#### [Work to complete]
Among the entries below, find the lines that contain the string "background". State only how many there are.

#### [Source data]
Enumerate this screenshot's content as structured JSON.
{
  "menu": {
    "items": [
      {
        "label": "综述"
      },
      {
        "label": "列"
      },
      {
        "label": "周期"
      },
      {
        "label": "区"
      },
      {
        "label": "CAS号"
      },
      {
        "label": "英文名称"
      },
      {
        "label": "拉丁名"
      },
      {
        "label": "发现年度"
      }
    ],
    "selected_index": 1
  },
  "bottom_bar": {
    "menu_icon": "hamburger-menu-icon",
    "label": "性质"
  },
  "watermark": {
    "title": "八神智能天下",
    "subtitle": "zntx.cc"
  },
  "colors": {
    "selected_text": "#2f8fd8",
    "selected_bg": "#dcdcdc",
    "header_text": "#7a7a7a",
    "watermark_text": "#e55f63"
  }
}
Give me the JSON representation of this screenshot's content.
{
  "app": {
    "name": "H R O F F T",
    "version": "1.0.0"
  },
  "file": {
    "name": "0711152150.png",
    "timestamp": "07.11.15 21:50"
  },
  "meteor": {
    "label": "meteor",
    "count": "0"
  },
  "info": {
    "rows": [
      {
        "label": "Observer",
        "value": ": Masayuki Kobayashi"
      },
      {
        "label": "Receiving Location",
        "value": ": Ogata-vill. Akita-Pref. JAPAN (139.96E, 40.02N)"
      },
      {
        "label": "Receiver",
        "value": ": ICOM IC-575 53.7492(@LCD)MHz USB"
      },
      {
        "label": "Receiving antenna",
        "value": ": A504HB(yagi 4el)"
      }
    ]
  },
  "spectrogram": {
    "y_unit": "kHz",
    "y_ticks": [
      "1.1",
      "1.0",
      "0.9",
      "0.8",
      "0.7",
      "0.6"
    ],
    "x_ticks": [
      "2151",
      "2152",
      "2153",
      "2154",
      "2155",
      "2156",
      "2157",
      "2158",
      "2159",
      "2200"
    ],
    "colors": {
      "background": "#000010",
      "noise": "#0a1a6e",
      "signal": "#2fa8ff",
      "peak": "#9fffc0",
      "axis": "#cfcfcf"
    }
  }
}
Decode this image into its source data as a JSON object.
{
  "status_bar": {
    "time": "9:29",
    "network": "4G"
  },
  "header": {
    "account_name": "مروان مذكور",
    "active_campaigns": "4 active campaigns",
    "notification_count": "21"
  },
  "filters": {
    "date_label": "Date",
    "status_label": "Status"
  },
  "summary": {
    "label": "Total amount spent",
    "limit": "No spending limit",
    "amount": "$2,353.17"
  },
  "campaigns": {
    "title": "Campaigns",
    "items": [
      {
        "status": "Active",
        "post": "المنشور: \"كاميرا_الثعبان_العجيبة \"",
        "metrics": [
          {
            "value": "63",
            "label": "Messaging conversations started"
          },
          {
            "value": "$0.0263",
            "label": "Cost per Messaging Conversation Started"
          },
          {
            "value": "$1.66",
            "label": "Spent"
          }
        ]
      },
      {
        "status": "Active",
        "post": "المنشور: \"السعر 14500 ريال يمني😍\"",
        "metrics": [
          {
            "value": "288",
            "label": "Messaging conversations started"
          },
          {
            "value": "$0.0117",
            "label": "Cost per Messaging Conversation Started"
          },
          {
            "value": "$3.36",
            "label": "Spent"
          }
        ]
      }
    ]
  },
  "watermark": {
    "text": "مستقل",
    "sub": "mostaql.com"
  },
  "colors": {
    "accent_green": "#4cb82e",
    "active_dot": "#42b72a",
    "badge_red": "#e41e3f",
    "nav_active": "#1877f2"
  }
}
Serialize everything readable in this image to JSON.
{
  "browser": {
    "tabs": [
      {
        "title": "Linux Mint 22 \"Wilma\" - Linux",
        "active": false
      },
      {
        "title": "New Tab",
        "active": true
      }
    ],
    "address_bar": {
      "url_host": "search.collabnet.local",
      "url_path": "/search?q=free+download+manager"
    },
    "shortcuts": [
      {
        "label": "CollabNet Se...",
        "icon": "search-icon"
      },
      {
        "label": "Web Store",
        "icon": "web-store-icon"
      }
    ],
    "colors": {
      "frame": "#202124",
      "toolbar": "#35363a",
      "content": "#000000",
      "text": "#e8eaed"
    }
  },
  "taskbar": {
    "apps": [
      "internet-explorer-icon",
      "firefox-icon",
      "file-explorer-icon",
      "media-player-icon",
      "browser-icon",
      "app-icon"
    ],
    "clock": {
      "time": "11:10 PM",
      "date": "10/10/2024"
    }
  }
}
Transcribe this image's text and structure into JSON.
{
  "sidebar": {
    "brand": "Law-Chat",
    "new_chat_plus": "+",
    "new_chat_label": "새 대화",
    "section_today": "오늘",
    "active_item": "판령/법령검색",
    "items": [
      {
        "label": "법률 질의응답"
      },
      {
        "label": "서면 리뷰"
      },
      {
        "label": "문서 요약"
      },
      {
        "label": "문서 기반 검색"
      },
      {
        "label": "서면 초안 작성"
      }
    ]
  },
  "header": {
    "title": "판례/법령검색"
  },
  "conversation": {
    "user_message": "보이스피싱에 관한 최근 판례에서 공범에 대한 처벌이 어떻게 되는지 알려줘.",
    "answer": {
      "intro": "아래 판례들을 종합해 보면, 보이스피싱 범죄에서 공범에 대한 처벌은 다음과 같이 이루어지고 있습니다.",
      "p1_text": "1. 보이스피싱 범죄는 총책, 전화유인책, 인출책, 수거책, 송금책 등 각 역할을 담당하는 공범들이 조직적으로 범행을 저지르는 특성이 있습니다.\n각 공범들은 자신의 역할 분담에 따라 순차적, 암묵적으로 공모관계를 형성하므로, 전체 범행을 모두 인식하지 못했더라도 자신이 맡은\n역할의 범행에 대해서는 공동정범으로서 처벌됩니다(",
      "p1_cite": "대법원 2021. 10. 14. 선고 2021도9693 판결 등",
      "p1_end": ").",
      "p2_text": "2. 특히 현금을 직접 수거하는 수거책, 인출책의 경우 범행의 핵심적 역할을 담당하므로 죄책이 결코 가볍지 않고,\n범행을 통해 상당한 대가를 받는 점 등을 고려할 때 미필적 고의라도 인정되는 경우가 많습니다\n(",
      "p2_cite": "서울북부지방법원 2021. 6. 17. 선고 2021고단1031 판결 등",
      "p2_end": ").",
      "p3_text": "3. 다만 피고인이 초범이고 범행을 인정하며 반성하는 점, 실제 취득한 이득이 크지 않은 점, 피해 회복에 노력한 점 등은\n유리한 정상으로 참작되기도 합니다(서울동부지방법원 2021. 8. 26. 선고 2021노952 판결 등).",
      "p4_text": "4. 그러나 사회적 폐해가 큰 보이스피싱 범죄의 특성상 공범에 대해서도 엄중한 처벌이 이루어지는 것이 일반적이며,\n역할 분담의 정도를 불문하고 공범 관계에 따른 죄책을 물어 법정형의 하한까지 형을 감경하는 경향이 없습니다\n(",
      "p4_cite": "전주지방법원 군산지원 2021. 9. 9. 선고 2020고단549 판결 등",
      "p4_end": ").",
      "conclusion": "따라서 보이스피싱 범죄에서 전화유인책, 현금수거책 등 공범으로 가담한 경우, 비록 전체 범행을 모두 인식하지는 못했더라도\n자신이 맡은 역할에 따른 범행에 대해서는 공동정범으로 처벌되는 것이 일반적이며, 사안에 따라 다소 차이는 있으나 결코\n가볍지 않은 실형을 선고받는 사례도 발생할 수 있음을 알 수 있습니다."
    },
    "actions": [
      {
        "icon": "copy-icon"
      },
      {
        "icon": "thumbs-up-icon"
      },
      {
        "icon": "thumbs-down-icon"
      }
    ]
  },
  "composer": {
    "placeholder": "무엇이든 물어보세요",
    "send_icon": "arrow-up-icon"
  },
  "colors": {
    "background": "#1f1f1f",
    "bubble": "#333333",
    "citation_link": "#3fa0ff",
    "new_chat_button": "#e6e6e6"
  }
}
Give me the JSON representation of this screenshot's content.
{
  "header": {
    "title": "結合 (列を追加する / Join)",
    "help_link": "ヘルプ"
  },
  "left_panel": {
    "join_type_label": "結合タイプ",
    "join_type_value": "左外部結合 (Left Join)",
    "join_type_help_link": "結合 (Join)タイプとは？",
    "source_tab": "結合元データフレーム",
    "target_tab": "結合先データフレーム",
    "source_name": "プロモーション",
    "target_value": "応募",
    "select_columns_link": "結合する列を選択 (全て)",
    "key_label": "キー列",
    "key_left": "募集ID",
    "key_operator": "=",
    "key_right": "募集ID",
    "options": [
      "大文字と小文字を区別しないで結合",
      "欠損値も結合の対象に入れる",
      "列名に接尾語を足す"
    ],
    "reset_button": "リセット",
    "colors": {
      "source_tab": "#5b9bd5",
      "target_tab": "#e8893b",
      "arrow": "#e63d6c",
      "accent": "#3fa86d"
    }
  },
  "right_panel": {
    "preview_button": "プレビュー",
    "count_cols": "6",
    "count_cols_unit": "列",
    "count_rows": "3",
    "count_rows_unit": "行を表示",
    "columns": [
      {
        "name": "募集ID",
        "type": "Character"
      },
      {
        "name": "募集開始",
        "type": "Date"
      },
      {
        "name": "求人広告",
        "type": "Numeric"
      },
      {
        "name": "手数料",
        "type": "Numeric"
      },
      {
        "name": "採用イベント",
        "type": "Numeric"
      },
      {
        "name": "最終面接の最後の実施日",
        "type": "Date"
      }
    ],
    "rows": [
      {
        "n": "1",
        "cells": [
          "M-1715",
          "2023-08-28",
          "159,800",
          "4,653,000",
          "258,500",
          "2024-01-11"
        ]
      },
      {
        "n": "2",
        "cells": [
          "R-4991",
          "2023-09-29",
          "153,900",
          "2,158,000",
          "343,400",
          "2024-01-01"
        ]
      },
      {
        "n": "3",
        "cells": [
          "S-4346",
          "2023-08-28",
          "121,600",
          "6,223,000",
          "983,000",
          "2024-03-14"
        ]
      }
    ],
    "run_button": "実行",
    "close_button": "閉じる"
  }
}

#### [Solution below]
2